  9. Hamlin, Catherine, and Gwen B. Turnbull. "The Treatment of Rectovaginal and Vesicovaginal Fistulas in Women with Childbirth Injuries in Ethiopia." Journal of Wound, Ostomy, and Continence Nursing 24 (1997): 187–9.
  10. Hamlin, Reginald H. J., and Catherine Nicholson. "Reconstruction of Urethra Totally Destroyed in Labour." British Medical Journal 147 (1969): 1248–50. (Accessed December 8, 2015).
  11. Kerr, John Martin Munro. Operative Midwifery. New York: William Wood & Company, 1911. (Accessed December 8, 2015).
  12. Kerr, John Martin Munro and John Chassar Moir. Operative Obstetrics: A Guide to the Difficulties and Complications of Obstetric Practice. London: Baillière, Tindall and Cox, 1956.
  13. Loudon, Irvine. "Moir, (John) Chassar (1900–1977)." Oxford Dictionary of National Biography. Henry Colin Gray Matthew and Brian Harrison (Eds.) Oxford: Oxford University Press, 2004. Online edition. Ed. Lawrence Goldman.
  14. Lee, M. Robert. "The History of Ergot of Rye (Claviceps Purpurea) II: 1900–1940." The Journal of the Royal College of Physicians of Edinburgh 39 (2009): 365–9. (Accessed December 8, 2015).
  15. Moir, John Chassar. "The Cause of Internal Rotation of the Foetus with Special Reference to the Occipito Posterior–Position." An International Journal of Obstetrics & Gynaecology 36 (1939): 84–97.
  16. Moir, John Chassar. "J. Marion Sims and the Vesico-vaginal Fistula: Then and Now." British Medical Journal 2 (1940): 773–8. (Accessed December 8, 2015).
  17. Moir, John Chassar. "The History and Present-Day Use of Ergot." Canadian Medical Journal 75 (1955): 727–34. (Accessed December 8, 2015).
  18. Moir, John Chassar. Munro Kerr's operative obstetrics. London: Baillière, Tindall and Cox, 1956.
  19. Moir, John Chassar. Operative obstetrics, 7th Edition. London: Baillière, Tindall and Cox, 1964.
  20. "Papers of Professor John Chassar Moir (1922–1973)." Summary. Archives Hub. (Accessed December 8, 2015).
  21. Schiff, Paul. "Ergot and Its Alkaloids." American Journal of Pharmaceutical Education 70 (2006): 98. pdf (Accessed December 8, 2015).
  22. Sims, James Marion. "On the Treatment of Vesico-Vaginal Fistula." The American Journal of the Medical Sciences 45 (1852): 59–82. (Accessed December 8, 2015).
  23. Stoll, Arthur. Sandoz Ltd., Swiss Patent 79,879 (1918).
  24. Stoll, Arthur. Sandoz Ltd., German Patent 357,272 (1922).
  25. Stoll, Arthur, and Hofmann Albert. "Partialsynthese von Alkaloiden vom Typus des Ergobasins (Partial Synthesis of Alkaloids of the Type of Ergobasins)." Helvetica Chimica Acta 43 (1943): 944–65.
  26. Stoll, Arthur, and Hofmann Albert. "The Ergot Alkaloids." In Richard H. F. Manske (ed.) Alkaloids: Chemistry and Physiology Vol. 8, 725–83. London: Academic Press, 1965.

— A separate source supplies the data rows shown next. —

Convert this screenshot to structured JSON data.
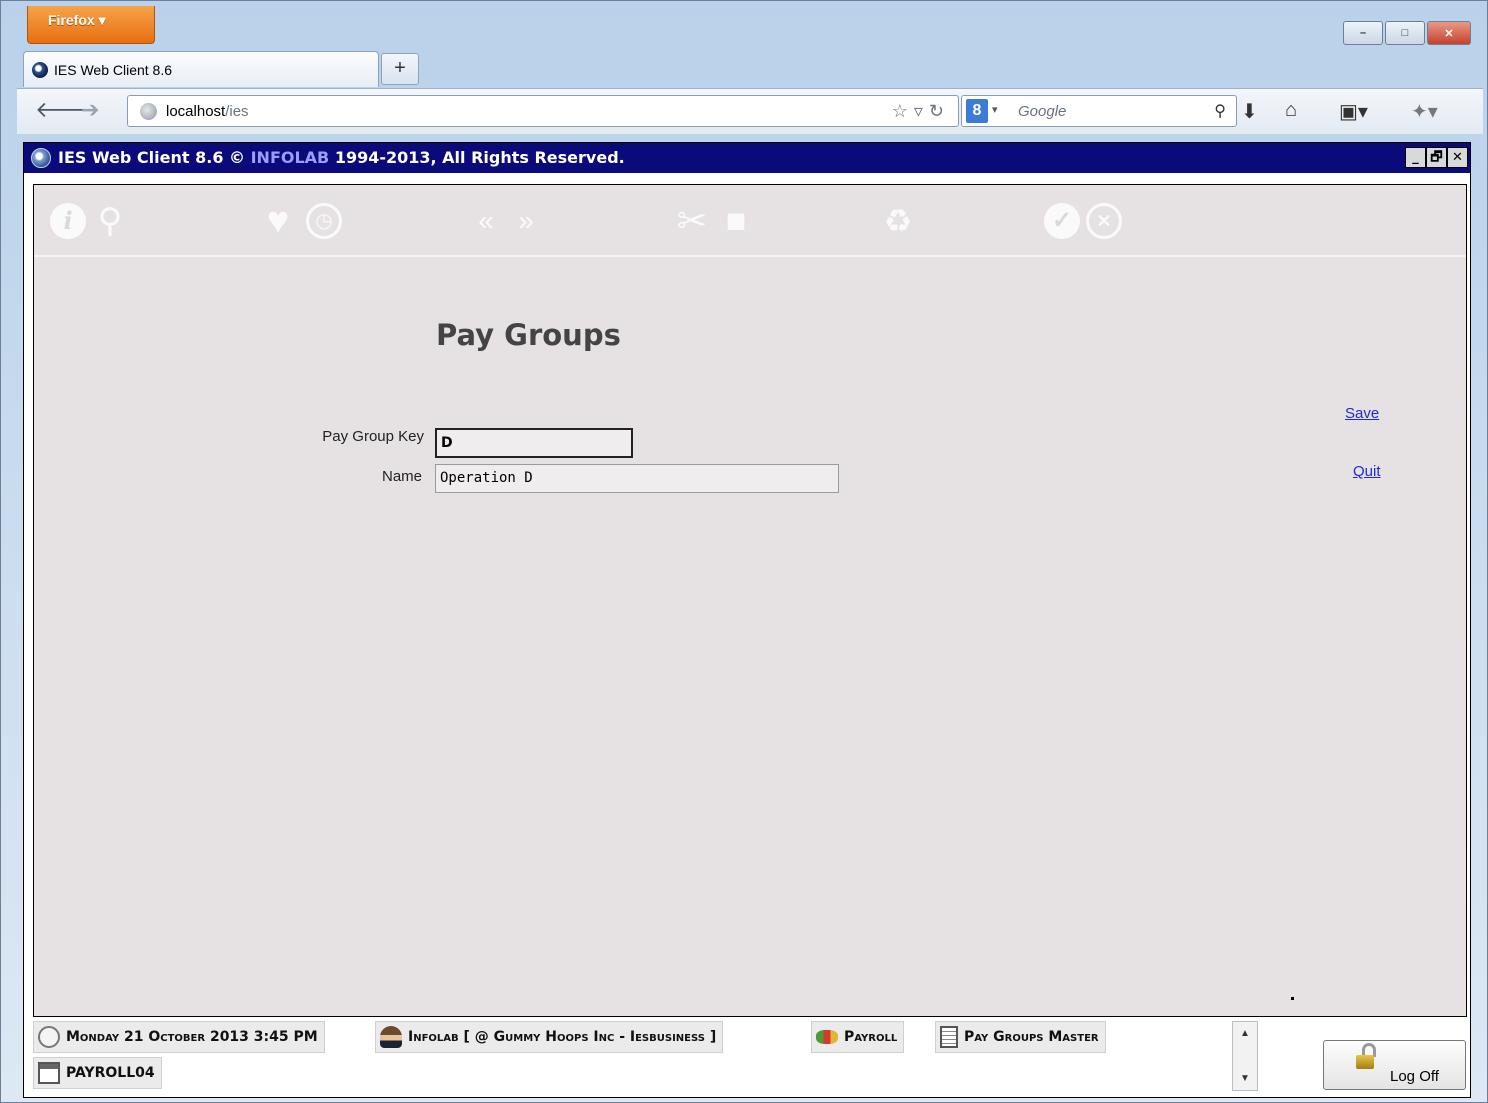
{
  "browser": {
    "menu_button": "Firefox ▾",
    "tab_title": "IES Web Client 8.6",
    "new_tab": "+",
    "url_host": "localhost",
    "url_path": "/ies",
    "search_engine_glyph": "8",
    "search_placeholder": "Google",
    "window_controls": [
      "–",
      "□",
      "✕"
    ]
  },
  "app": {
    "title_prefix": "IES Web Client 8.6 © ",
    "title_brand": "INFOLAB",
    "title_suffix": " 1994-2013, All Rights Reserved.",
    "window_controls": [
      "_",
      "🗗",
      "✕"
    ]
  },
  "toolbar": {
    "icons": [
      "info-icon",
      "search-icon",
      "favorite-icon",
      "history-icon",
      "previous-icon",
      "next-icon",
      "tools-icon",
      "stop-icon",
      "recycle-icon",
      "accept-icon",
      "cancel-icon"
    ]
  },
  "form": {
    "title": "Pay Groups",
    "key_label": "Pay Group Key",
    "key_value": "D",
    "name_label": "Name",
    "name_value": "Operation D"
  },
  "actions": {
    "save": "Save",
    "quit": "Quit"
  },
  "status": {
    "datetime": "Monday 21 October 2013 3:45 PM",
    "user": "Infolab [ @ Gummy Hoops Inc - Iesbusiness ]",
    "module": "Payroll",
    "screen": "Pay Groups Master",
    "program": "PAYROLL04",
    "logoff": "Log Off"
  },
  "colors": {
    "app_titlebar": "#0a0a7a",
    "app_background": "#e6e2e4",
    "link": "#1b2bd6"
  }
}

How to cite

Haskett, Dorothy, Ciardullo, Patsy, "John Chassar Moir (1900–1977)". Embryo Project Encyclopedia ( ). ISSN: 1940-5030

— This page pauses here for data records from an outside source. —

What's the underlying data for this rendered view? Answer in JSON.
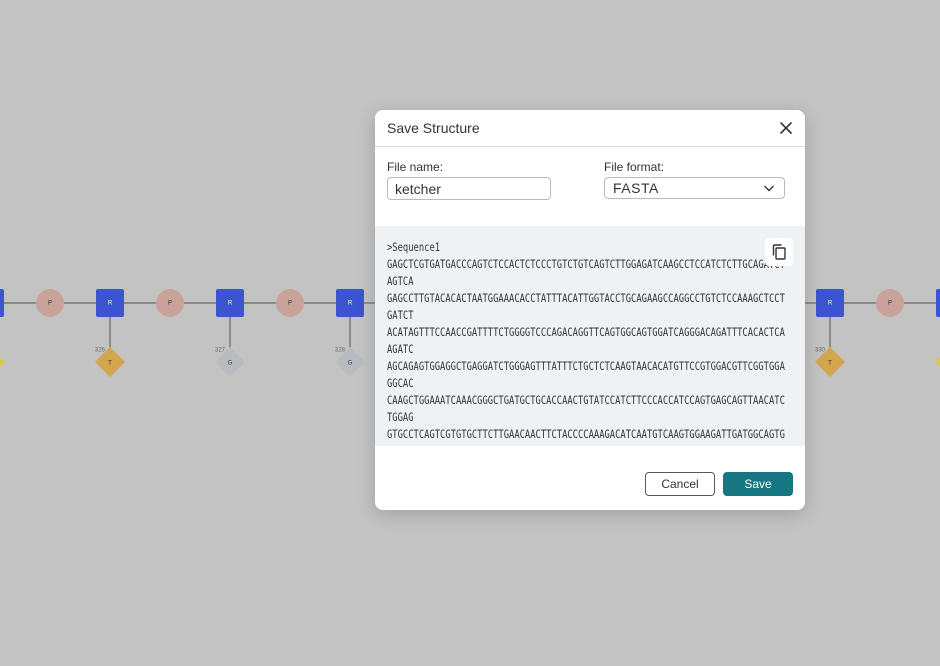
{
  "dialog": {
    "title": "Save Structure",
    "file_name_label": "File name:",
    "file_name_value": "ketcher",
    "file_format_label": "File format:",
    "file_format_value": "FASTA",
    "preview_text": ">Sequence1\nGAGCTCGTGATGACCCAGTCTCCACTCTCCCTGTCTGTCAGTCTTGGAGATCAAGCCTCCATCTCTTGCAGATCTAGTCA\nGAGCCTTGTACACACTAATGGAAACACCTATTTACATTGGTACCTGCAGAAGCCAGGCCTGTCTCCAAAGCTCCTGATCT\nACATAGTTTCCAACCGATTTTCTGGGGTCCCAGACAGGTTCAGTGGCAGTGGATCAGGGACAGATTTCACACTCAAGATC\nAGCAGAGTGGAGGCTGAGGATCTGGGAGTTTATTTCTGCTCTCAAGTAACACATGTTCCGTGGACGTTCGGTGGAGGCAC\nCAAGCTGGAAATCAAACGGGCTGATGCTGCACCAACTGTATCCATCTTCCCACCATCCAGTGAGCAGTTAACATCTGGAG\nGTGCCTCAGTCGTGTGCTTCTTGAACAACTTCTACCCCAAAGACATCAATGTCAAGTGGAAGATTGATGGCAGTGAACGA",
    "cancel_label": "Cancel",
    "save_label": "Save"
  },
  "canvas": {
    "phosphate_label": "P",
    "sugar_label": "R",
    "colors": {
      "background": "#c3c3c3",
      "sugar": "#3c54d0",
      "phosphate": "#c9a39a",
      "base_T": "#d3a54d",
      "base_G": "#b8bcc1",
      "base_yellow": "#d8cb4a",
      "accent": "#167782"
    },
    "bases": [
      {
        "label": "T",
        "number": "326"
      },
      {
        "label": "G",
        "number": "327"
      },
      {
        "label": "G",
        "number": "328"
      },
      {
        "label": "T",
        "number": "330"
      }
    ]
  }
}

Arizona State University. School of Life Sciences. Center for Biology and Society. Embryo Project Encyclopedia.

Last modified

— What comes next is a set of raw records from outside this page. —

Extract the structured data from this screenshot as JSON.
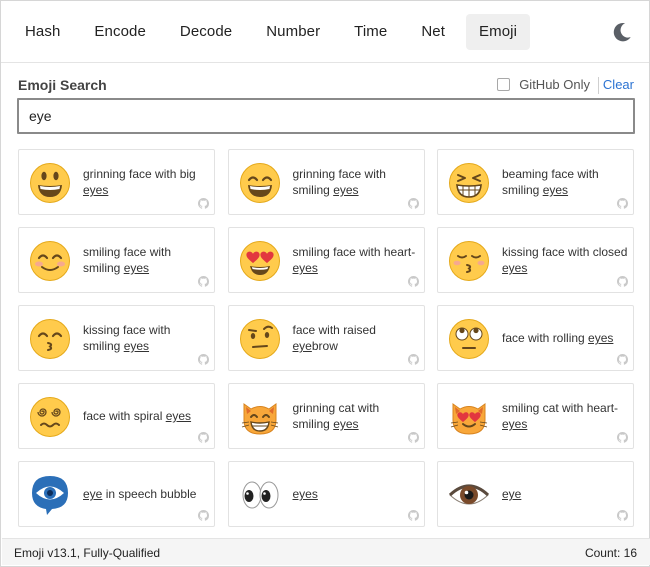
{
  "nav": {
    "tabs": [
      {
        "label": "Hash",
        "active": false
      },
      {
        "label": "Encode",
        "active": false
      },
      {
        "label": "Decode",
        "active": false
      },
      {
        "label": "Number",
        "active": false
      },
      {
        "label": "Time",
        "active": false
      },
      {
        "label": "Net",
        "active": false
      },
      {
        "label": "Emoji",
        "active": true
      }
    ],
    "theme_icon": "moon-icon"
  },
  "search": {
    "title": "Emoji Search",
    "github_only_label": "GitHub Only",
    "github_only_checked": false,
    "clear_label": "Clear",
    "query": "eye"
  },
  "results": [
    {
      "pre": "grinning face with big ",
      "match": "eyes",
      "post": "",
      "icon": "grinning-face-with-big-eyes"
    },
    {
      "pre": "grinning face with smiling ",
      "match": "eyes",
      "post": "",
      "icon": "grinning-face-with-smiling-eyes"
    },
    {
      "pre": "beaming face with smiling ",
      "match": "eyes",
      "post": "",
      "icon": "beaming-face-with-smiling-eyes"
    },
    {
      "pre": "smiling face with smiling ",
      "match": "eyes",
      "post": "",
      "icon": "smiling-face-with-smiling-eyes"
    },
    {
      "pre": "smiling face with heart-",
      "match": "eyes",
      "post": "",
      "icon": "smiling-face-with-heart-eyes"
    },
    {
      "pre": "kissing face with closed ",
      "match": "eyes",
      "post": "",
      "icon": "kissing-face-with-closed-eyes"
    },
    {
      "pre": "kissing face with smiling ",
      "match": "eyes",
      "post": "",
      "icon": "kissing-face-with-smiling-eyes"
    },
    {
      "pre": "face with raised ",
      "match": "eye",
      "post": "brow",
      "icon": "face-with-raised-eyebrow"
    },
    {
      "pre": "face with rolling ",
      "match": "eyes",
      "post": "",
      "icon": "face-with-rolling-eyes"
    },
    {
      "pre": "face with spiral ",
      "match": "eyes",
      "post": "",
      "icon": "face-with-spiral-eyes"
    },
    {
      "pre": "grinning cat with smiling ",
      "match": "eyes",
      "post": "",
      "icon": "grinning-cat-with-smiling-eyes"
    },
    {
      "pre": "smiling cat with heart-",
      "match": "eyes",
      "post": "",
      "icon": "smiling-cat-with-heart-eyes"
    },
    {
      "pre": "",
      "match": "eye",
      "post": " in speech bubble",
      "icon": "eye-in-speech-bubble"
    },
    {
      "pre": "",
      "match": "eyes",
      "post": "",
      "icon": "eyes"
    },
    {
      "pre": "",
      "match": "eye",
      "post": "",
      "icon": "eye"
    }
  ],
  "footer": {
    "version": "Emoji v13.1, Fully-Qualified",
    "count": "Count: 16"
  },
  "colors": {
    "face_yellow": "#ffcb4c",
    "face_outline": "#e5a91a",
    "feature_dark": "#65471b",
    "heart_red": "#e2373f",
    "cat_orange": "#f8a73a",
    "link_blue": "#2c73d2",
    "active_tab_bg": "#efefef",
    "search_border": "#8a8a8a"
  }
}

Monday, September 11, 2023 - 10:58

Share this page